What a huge and most amazing thing it would be if one of my students wins the whole shebang?! It will be the greatest thing that would and could ever happen in my career, lol, except…this was the assignment I gave as lesson plans for the substitute when I was absent on family leave the week of my father’s passing. So, technically, I guess … no – oh, come on now, this is crazy talk…I will still take pride in a win. Making art that helps a student visualize their dreams? – now that is a win-win! <3
I thought it would be fun to create trompe l’oeil donuts. We made them from an armature of aluminum foil, paper towels and masking tape.
Students then applied Mod Podge with a brush to paper towel bits, adhering them to the armature.
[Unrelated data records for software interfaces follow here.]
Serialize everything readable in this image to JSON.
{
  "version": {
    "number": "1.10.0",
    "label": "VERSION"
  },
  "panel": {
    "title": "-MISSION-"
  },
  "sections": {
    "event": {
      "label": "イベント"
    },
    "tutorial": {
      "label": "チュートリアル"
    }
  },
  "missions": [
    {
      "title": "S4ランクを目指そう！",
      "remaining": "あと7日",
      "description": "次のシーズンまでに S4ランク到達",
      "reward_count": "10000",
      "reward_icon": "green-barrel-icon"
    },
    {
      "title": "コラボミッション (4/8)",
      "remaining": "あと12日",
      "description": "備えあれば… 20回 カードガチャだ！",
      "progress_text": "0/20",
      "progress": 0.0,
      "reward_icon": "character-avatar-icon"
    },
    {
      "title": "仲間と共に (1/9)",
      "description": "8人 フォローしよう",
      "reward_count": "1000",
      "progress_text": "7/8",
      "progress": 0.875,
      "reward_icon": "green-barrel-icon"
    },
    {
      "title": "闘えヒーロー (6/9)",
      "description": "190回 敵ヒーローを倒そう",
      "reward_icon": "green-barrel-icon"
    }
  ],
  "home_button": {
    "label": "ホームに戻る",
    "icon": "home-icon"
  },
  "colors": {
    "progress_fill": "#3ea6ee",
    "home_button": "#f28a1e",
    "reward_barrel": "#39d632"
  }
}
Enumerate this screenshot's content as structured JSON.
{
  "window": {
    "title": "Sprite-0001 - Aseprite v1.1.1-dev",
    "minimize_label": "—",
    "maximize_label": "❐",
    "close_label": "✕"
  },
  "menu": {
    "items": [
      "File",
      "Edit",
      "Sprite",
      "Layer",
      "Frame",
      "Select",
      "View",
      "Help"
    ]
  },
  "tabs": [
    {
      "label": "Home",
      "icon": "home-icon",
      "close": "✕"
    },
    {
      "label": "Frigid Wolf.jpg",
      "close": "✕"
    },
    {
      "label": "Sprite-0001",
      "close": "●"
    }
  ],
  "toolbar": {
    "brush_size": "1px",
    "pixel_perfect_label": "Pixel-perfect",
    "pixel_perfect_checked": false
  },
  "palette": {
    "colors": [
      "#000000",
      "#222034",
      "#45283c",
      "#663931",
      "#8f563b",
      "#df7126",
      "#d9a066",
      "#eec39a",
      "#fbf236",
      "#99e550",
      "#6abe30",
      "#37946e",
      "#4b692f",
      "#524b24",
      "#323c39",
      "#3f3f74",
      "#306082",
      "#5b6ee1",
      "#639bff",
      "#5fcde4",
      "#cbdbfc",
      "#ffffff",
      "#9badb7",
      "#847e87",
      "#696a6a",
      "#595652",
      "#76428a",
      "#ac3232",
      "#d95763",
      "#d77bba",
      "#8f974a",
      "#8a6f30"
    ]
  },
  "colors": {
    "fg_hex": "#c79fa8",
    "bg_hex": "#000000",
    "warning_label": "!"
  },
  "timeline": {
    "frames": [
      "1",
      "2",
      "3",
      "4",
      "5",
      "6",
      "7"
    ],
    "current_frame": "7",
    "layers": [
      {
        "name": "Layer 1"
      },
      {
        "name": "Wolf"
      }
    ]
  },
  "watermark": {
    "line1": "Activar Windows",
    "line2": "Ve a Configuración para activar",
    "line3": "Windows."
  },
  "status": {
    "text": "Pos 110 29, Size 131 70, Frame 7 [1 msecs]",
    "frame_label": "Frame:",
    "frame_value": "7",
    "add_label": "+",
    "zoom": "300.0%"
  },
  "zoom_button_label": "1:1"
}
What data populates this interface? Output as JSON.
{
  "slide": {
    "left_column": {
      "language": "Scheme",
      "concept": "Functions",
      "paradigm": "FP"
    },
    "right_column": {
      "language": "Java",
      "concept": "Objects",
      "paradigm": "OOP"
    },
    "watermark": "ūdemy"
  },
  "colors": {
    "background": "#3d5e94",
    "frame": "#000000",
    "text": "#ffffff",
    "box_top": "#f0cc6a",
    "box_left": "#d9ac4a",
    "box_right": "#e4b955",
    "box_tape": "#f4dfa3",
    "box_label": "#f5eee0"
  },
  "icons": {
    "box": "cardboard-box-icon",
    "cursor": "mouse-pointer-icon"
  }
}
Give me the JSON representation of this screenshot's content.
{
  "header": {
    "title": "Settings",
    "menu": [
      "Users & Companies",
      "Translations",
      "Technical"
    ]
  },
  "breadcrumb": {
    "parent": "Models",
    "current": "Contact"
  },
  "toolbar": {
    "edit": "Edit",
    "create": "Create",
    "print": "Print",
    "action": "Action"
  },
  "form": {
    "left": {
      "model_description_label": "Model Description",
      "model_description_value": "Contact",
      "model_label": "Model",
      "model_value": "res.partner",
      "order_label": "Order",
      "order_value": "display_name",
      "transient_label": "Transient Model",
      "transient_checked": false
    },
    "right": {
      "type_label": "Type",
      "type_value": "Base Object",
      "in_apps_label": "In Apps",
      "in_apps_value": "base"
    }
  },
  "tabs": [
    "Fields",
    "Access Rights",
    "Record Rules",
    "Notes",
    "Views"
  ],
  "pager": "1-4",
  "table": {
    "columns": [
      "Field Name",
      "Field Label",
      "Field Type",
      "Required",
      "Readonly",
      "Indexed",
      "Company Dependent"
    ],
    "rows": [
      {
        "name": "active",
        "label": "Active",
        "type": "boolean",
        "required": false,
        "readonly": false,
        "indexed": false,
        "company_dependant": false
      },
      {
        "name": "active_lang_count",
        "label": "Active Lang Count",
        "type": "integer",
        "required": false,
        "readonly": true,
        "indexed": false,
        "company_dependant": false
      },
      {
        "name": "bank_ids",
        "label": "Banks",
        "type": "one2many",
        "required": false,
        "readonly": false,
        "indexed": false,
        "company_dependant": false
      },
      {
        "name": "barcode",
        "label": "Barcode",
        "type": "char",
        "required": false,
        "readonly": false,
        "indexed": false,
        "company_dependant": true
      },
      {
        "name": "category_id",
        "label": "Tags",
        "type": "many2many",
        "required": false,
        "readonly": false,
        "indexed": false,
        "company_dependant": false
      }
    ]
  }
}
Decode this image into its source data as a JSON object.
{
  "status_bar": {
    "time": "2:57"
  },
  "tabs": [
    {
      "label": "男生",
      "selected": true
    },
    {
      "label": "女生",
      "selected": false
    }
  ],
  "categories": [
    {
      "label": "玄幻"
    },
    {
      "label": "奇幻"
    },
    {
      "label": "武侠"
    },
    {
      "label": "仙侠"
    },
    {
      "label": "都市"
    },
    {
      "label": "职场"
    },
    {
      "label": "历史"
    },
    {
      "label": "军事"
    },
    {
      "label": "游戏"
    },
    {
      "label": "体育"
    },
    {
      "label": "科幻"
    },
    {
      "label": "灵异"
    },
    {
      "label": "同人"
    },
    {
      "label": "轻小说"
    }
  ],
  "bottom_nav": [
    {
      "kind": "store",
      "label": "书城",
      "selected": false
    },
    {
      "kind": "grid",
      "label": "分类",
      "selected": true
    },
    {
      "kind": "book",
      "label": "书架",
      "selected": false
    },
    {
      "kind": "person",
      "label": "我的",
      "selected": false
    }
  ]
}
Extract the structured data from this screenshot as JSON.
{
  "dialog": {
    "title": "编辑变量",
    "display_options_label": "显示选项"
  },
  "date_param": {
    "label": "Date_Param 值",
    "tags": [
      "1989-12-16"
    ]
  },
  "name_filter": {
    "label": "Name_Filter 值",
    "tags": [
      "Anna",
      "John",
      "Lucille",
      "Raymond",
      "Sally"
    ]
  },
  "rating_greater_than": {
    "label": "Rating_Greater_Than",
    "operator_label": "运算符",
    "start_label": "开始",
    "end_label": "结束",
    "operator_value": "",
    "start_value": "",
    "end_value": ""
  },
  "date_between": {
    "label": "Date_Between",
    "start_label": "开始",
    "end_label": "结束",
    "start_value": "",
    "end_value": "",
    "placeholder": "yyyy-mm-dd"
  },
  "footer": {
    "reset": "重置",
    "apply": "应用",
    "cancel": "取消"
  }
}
They really looked like glazed donuts – so cool!
Cell-u-clay was next. It is a paper pulp that is applied wet in a sort of oatmeal consistency. This was the frosting.
Each student (in two of my 8th grade art classes) created a dozen donuts. Because I didn’t think six was enough, lol. They painted the Cell-u-clay with acrylics and added decorative details.
Some students glued their finished pieces to foamboard and others placed them in boxes provided by the local Dunkin’ Donuts. The projects are currently on display in the library at Chittenango Middle School, Chittenango, New York.
I just loved this project. I think everyone loved it! Students in the 9th period B day class even came in during their study hall to become “donut fairies” – they helped the A day group! Everyone helped each other and it was truly magical. So fun! <3
I decided to infuse the 8th grade Medusa drawing project with real people. I was driving to work a few weeks ago and the idea just came to me, lol, but would the teachers at Chittenango Middle School go for it?
On the half day, I sent out an email then I ran around taking pictures of those who were receptive to being immortalized as Medusa. The principals were even on board, which was so, totally, awesome!
Students selected from the faces and added the snake hair and Greek pattern border. We watched excerpts from 1981 and 2012 Clash of the Titans while using Sharpies and colored pencils. Here are the results. They used 16″ x 20″ white heavyweight tagboard and Prismacolor colored pencils.
I have two classes working on a new batch on brown Kraft paper. It is such a fun project. So many possibilities with regard to color schemes and composition. So incredibly satisfying!
This artwork is currently on display in the hallway outside of my classroom at Chittenango Middle School in Chittenango, New York. It will be up for a while, at least until the end of the semester at the end of January. I will display some of them at the school fair in May too.
Kindness Matters was the subject of this year’s Lions Club sponsored Peace Poster contest. My Studio in Art class students spent about six weeks working on their illustrations.
Emily’s poster won the local and regional competition. It is on its way to the state competition next and if she wins at the international level – well, that would be a huge win for all of us: $5,000 for her and twelve years of poster-making and working closely with the beautiful people/lions who make up the committee that will culminate in an enormous sense of pride and victory for our small community in Chittenango, New York.
The Chittenango Lions threw us a classroom pizza party and awarded monetary gifts and plaques for 1st, 2nd and 3rd place picks. The rest of the students were all unanimously honored with honorable mentions. Their work was spectacular.
These peace posters will be on display during December 2018 in the Community Room at the Sullivan Library, 101 Falls Blvd., Chittenango, New York 13037. Visit their website for hours of operation.